Justino's thesis is that Mary Magdalene was "the disciple whom Jesus loved." He bases this partly on texts external to the New Testament, such as the Gospel of Philip, for example: "And the companion of the [Savior is] Mary Magdalene. [But Christ loved] her more than [all] the disciples [and used to] kiss her [often] on her [mouth]."
He cites several other "hints" within the text itself, such as John 19: 25ff: "Near the cross of Jesus stood his mother, his mother's sister, Mary the wife of Clopas, and Mary Magdalene. When Jesus saw his mother there, and the disciple whom he loved standing nearby, he said..." If you just read that far, you would assume that Mary Magdalene was "the disciple whom he loved." (Compare also the Gospel of Philip: "There were three who always walked with the Lord: Mary his mother and her sister and Magdalene, the one who was called his companion. His sister and his mother and his companion were each a Mary.")
John 19 goes on to say: "he said to his mother, "Dear woman, here is your son," and to the disciple, "Here is your mother." From that time on, this disciple took her into his home." Justino argues that the gender of the beloved disciple was changed in the text because of a power struggle in the early church between the followers of Mary Magdalene and those of Peter, a contest which Peter won.
One of the most intriguing things to me about the fourth gospel is that, whether or not Mary Magdalene is the Beloved Disciple, there seems to be some tension between that Beloved Disciple and Peter:
- in 13:23-26 the Beloved Disciple is resting on Jesus' chest while Peter has to petition the Disciple to ask Jesus a question for him;
- in 18:15-16 the Beloved Disciple has access to the high priest's palace while Peter does not;
- in 20:2-10 the Beloved Disciple immediately believes in the Resurrection while Peter and the rest of the disciples do not understand;
- in 21:7 the Beloved Disciple is the only one who recognizes the Risen Christ while he speaks from the shore to the disciples on their fishing boat;
- in 21:20-23 Peter jealously asks Jesus about the fate of the Beloved Disciple.
One of the foremost authorities on the fourth gospel is, of course, the late Ray Brown. He argues that there was a "Johannine community," centered on the figure of the Beloved Disciple, that existed independently of the "head office" of the church, in Jerusalem, led by Peter and James. There was some tension between this community and the "head office," though they had not broken fellowship.

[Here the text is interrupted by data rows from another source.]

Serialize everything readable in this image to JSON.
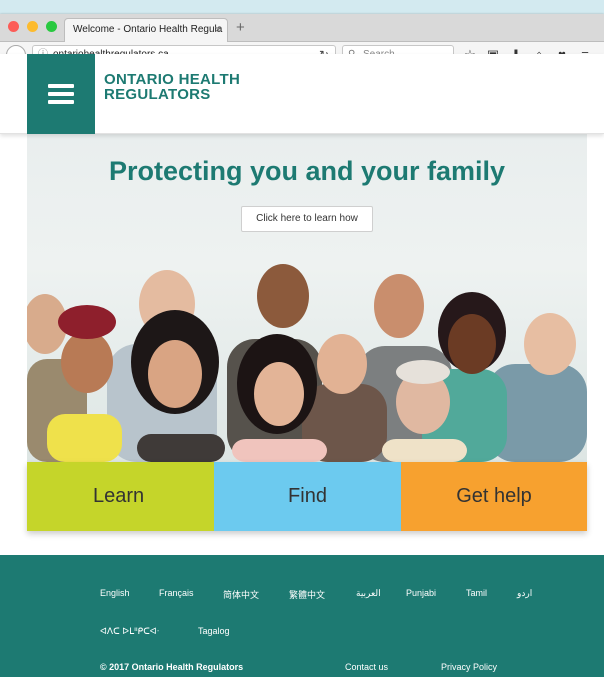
{
  "browser": {
    "tab_title": "Welcome - Ontario Health Regula",
    "tab_close": "×",
    "new_tab": "+",
    "url": "ontariohealthregulators.ca",
    "search_placeholder": "Search",
    "toolbar_icons": [
      "star-icon",
      "clipboard-icon",
      "download-icon",
      "home-icon",
      "pocket-icon",
      "menu-icon"
    ]
  },
  "header": {
    "logo_line1": "ONTARIO HEALTH",
    "logo_line2": "REGULATORS"
  },
  "hero": {
    "title": "Protecting you and your family",
    "cta_label": "Click here to learn how"
  },
  "tiles": {
    "learn": "Learn",
    "find": "Find",
    "help": "Get help"
  },
  "footer": {
    "languages_row1": [
      "English",
      "Français",
      "简体中文",
      "繁體中文",
      "العربية",
      "Punjabi",
      "Tamil",
      "اردو"
    ],
    "languages_row2": [
      "ᐊᐱᑕ ᐅᒪᐦᑭᑕᐊᐧ",
      "Tagalog"
    ],
    "copyright": "© 2017 Ontario Health Regulators",
    "contact": "Contact us",
    "privacy": "Privacy Policy"
  },
  "colors": {
    "teal": "#1d7a72",
    "learn": "#c5d52a",
    "find": "#6ccaef",
    "help": "#f7a12f"
  }
}
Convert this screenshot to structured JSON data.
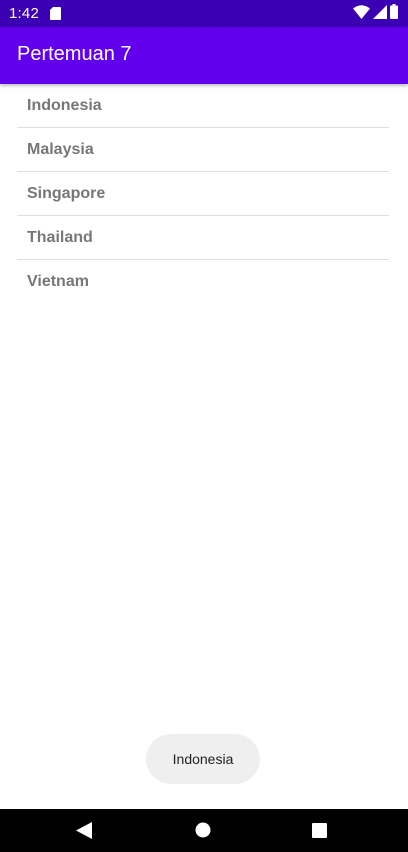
{
  "status_bar": {
    "time": "1:42",
    "icons": [
      "sd-card-icon",
      "wifi-icon",
      "signal-icon",
      "battery-icon"
    ]
  },
  "app_bar": {
    "title": "Pertemuan 7"
  },
  "list": {
    "items": [
      {
        "label": "Indonesia"
      },
      {
        "label": "Malaysia"
      },
      {
        "label": "Singapore"
      },
      {
        "label": "Thailand"
      },
      {
        "label": "Vietnam"
      }
    ]
  },
  "toast": {
    "text": "Indonesia"
  },
  "nav_bar": {
    "buttons": [
      "back-icon",
      "home-icon",
      "recents-icon"
    ]
  },
  "colors": {
    "status_bar": "#3b00b3",
    "app_bar": "#6200ee",
    "list_text": "#777777",
    "divider": "#dedede",
    "toast_bg": "#efefef"
  }
}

Then, in the AD 60s-80s, tension also flared within the Johannine community resulting in a break between one faction that went "gnostic," and another faction that eventually united with the Jerusalem church, bringing with them their sacred text, the fourth gospel, which was then integrated into what would later become the canonical scriptures. It is certainly not beyond the realm of possibility to imagine a scenario whereby the Jerusalem church happily welcomes the Johannine faction, and their holy book, provided that certain editorial changes be made.

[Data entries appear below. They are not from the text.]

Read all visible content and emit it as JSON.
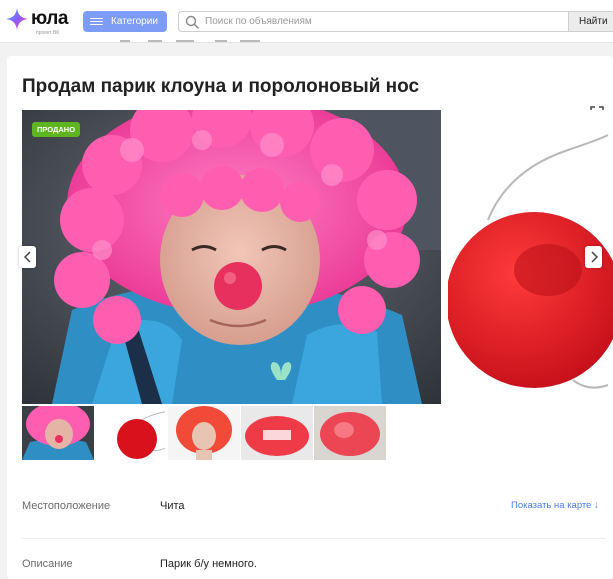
{
  "header": {
    "logo_text": "юла",
    "logo_sub": "проект ВК",
    "categories_label": "Категории",
    "search_placeholder": "Поиск по объявлениям",
    "find_label": "Найти"
  },
  "listing": {
    "title": "Продам парик клоуна и поролоновый нос",
    "status_badge": "ПРОДАНО",
    "photo_count": 5
  },
  "details": {
    "location_label": "Местоположение",
    "location_value": "Чита",
    "show_on_map": "Показать на карте ↓",
    "description_label": "Описание",
    "description_value": "Парик б/у немного."
  },
  "colors": {
    "accent": "#7c9cf5",
    "sold": "#5fb520",
    "link": "#4a7de6",
    "wig_pink": "#f0479e",
    "nose_red": "#e0141f"
  },
  "icons": {
    "logo": "star-logo-icon",
    "menu": "burger-icon",
    "search": "search-icon",
    "expand": "fullscreen-icon",
    "prev": "chevron-left-icon",
    "next": "chevron-right-icon"
  }
}
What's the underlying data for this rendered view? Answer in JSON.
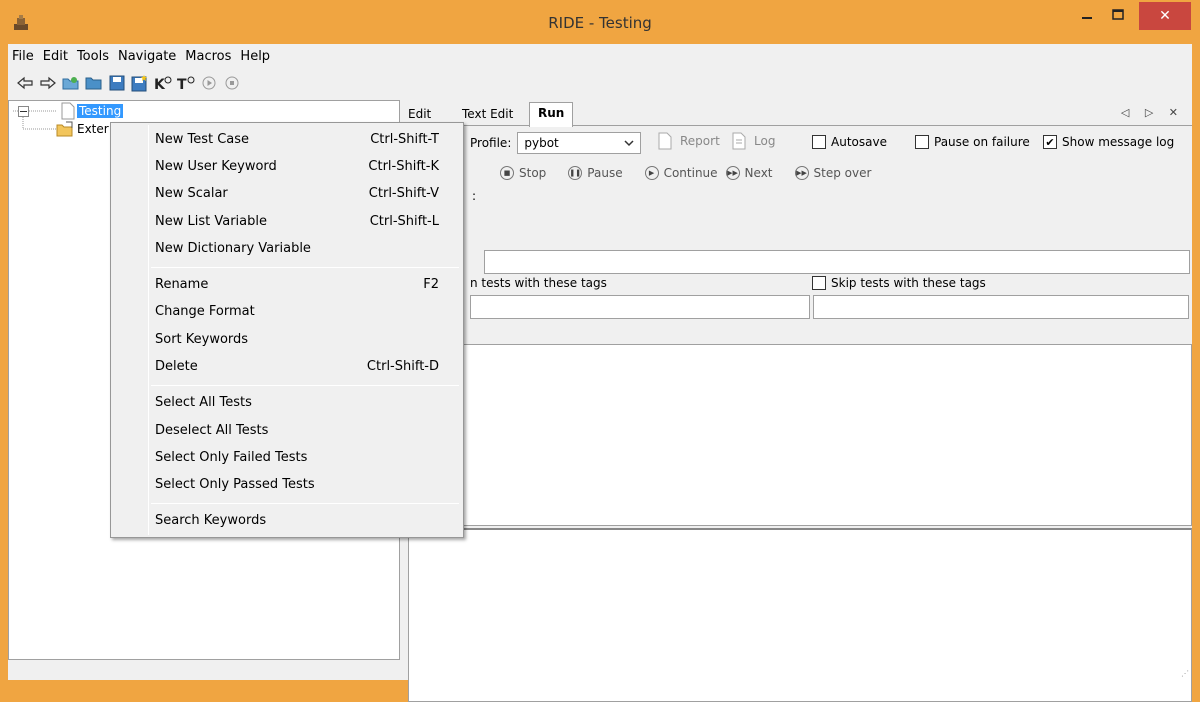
{
  "window": {
    "title": "RIDE - Testing",
    "minimize": "_",
    "maximize": "□",
    "close": "✕"
  },
  "menubar": {
    "items": [
      "File",
      "Edit",
      "Tools",
      "Navigate",
      "Macros",
      "Help"
    ]
  },
  "toolbar": {
    "icons": [
      "arrow-left-icon",
      "arrow-right-icon",
      "open-directory-icon",
      "open-folder-icon",
      "save-icon",
      "save-all-icon",
      "search-keywords-icon",
      "search-tests-icon",
      "run-icon",
      "stop-icon"
    ],
    "keyword_letter": "K",
    "test_letter": "T"
  },
  "tree": {
    "root": "Testing",
    "child": "Exter"
  },
  "tabs": {
    "edit": "Edit",
    "text_edit": "Text Edit",
    "run": "Run",
    "controls": "◁ ▷ ✕"
  },
  "run": {
    "profile_label": "Profile:",
    "profile_value": "pybot",
    "report": "Report",
    "log": "Log",
    "autosave": "Autosave",
    "pause_on_failure": "Pause on failure",
    "show_message_log": "Show message log",
    "stop": "Stop",
    "pause": "Pause",
    "continue": "Continue",
    "next": "Next",
    "step_over": "Step over",
    "args_label_fragment": ":",
    "run_tags_fragment": "n tests with these tags",
    "skip_tags": "Skip tests with these tags"
  },
  "context_menu": {
    "items": [
      {
        "label": "New Test Case",
        "shortcut": "Ctrl-Shift-T"
      },
      {
        "label": "New User Keyword",
        "shortcut": "Ctrl-Shift-K"
      },
      {
        "label": "New Scalar",
        "shortcut": "Ctrl-Shift-V"
      },
      {
        "label": "New List Variable",
        "shortcut": "Ctrl-Shift-L"
      },
      {
        "label": "New Dictionary Variable",
        "shortcut": ""
      },
      {
        "label": "Rename",
        "shortcut": "F2"
      },
      {
        "label": "Change Format",
        "shortcut": ""
      },
      {
        "label": "Sort Keywords",
        "shortcut": ""
      },
      {
        "label": "Delete",
        "shortcut": "Ctrl-Shift-D"
      },
      {
        "label": "Select All Tests",
        "shortcut": ""
      },
      {
        "label": "Deselect All Tests",
        "shortcut": ""
      },
      {
        "label": "Select Only Failed Tests",
        "shortcut": ""
      },
      {
        "label": "Select Only Passed Tests",
        "shortcut": ""
      },
      {
        "label": "Search Keywords",
        "shortcut": ""
      }
    ]
  },
  "colors": {
    "titlebar": "#f0a541",
    "close_button": "#c9473f",
    "selection": "#3399ff"
  }
}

It would answer the question of why Mary Magdalene is so prominent in the cross and resurrection accounts of all four gospels, but virtually invisible otherwise. (The only other place is Luke 8 where Luke mentions Mary Magdalene "from whom seven demons had gone out," and who apparently helped provide financially for Jesus.) Justino speculates that the place of Mary Magdalene in the cross and resurrection accounts was well known among the early Christians, and she couldn't be edited out of the story without it being obvious.